Sunday, August 4, 2013
The Ice Queen by Alice Hoffman
Published April 2005 by Little, Brown, and Company
Source: this one belongs to me
Be careful what you wish for. A small town librarian lives a quiet life without much excitement. One day, she mutters and idle wish and, while standing in her house, is struck by lightning. But instead of ending her life, this cataclysmic event sparks it into a new beginning. She goes in search of Lazarus Jones, a fellow survivor who was struck dead, then simply got up and walked away. Perhaps this stranger who has seen death face to face can teach her to live without fear. When she finds him he is opposite, a burning man whose breath can boil water and whose touch scorches.
My goodness but that summary hardly scratches the surface of what this book is about. One would think, by reading it, that the nameless narrator (I strangely did not even notice until I sat down to write this review that we never know her name) is a perfectly ordinary person until the day she makes that wish. Other synopses say that after the lightening strike, it is as though our narrator is made of ice. But it's really only that she suddenly shows the physical manifestation of a condition she has internalized since she was a young girl and her mother was killed in a traffic accident. An accident she blames on herself because of another wish that she made. An accident that will turn the book's narrator into someone who never opens herself up to others. It's just as well for them; she is a cold person, preoccupied with death and unable to allow anyone to get close to her.

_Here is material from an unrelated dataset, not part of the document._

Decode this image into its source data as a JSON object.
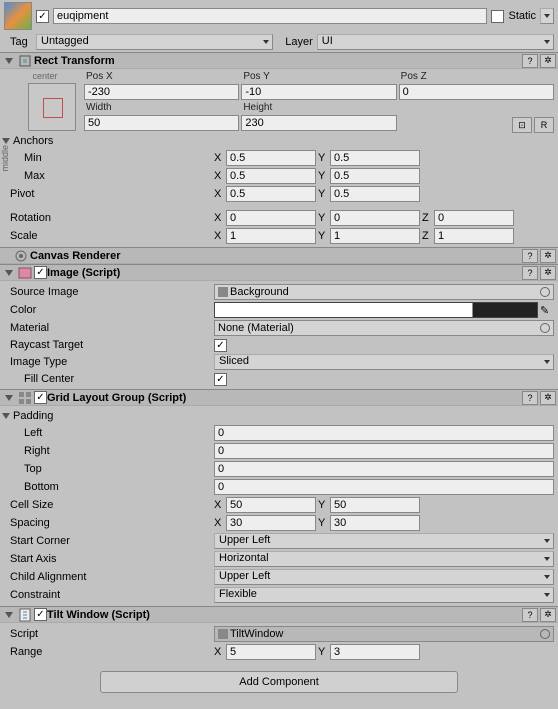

I've known about Alice Hoffman's writing since I first saw the film "Practical Magic" adapted from Hoffman's book of the same name. As much as I enjoy that movie, along the years, I've picked up several of her books but have never gotten around to reading them. Perhaps it was because I knew, or assumed I knew, that her books were bound to deal with the same magical realism found in "Practical Magic." Except of Isabel Allende's books, I have a problem with magical realism in my books. The Ice Queen has elements that stretch credulity but would hardly be considered magical. In fact it has much more the feel of a modern day fairy tale something Hoffman plays up as our narrator goes back again and again to the Grimm Brothers' fairy tales.
At just over 200 pages, the story is fast-paced covering more than thirty years of the narrator's life. I disliked her so much for a good chunk of that 200 pages that I couldn't imagine any way that Hoffman could make me care about what happened to her. Suddenly, I realized that gradually, without my even noticing it, I had started to care as little by little our narrator had started to thaw. Oh my goodness, how I love the ending of this book, so beautiful and something readers can't begin to seeing coming most of the book.
A word about the covers of this book: The cover shown at top is the cover for the hardcover edition. The second cover is from the paperback edition. They hardly seem to be covers that could belong to the same book, do they? Yet, they are both perfectly symbolic of this book. You must know you've made it as an author when your name starts appearing in larger type than the name of the book on covers.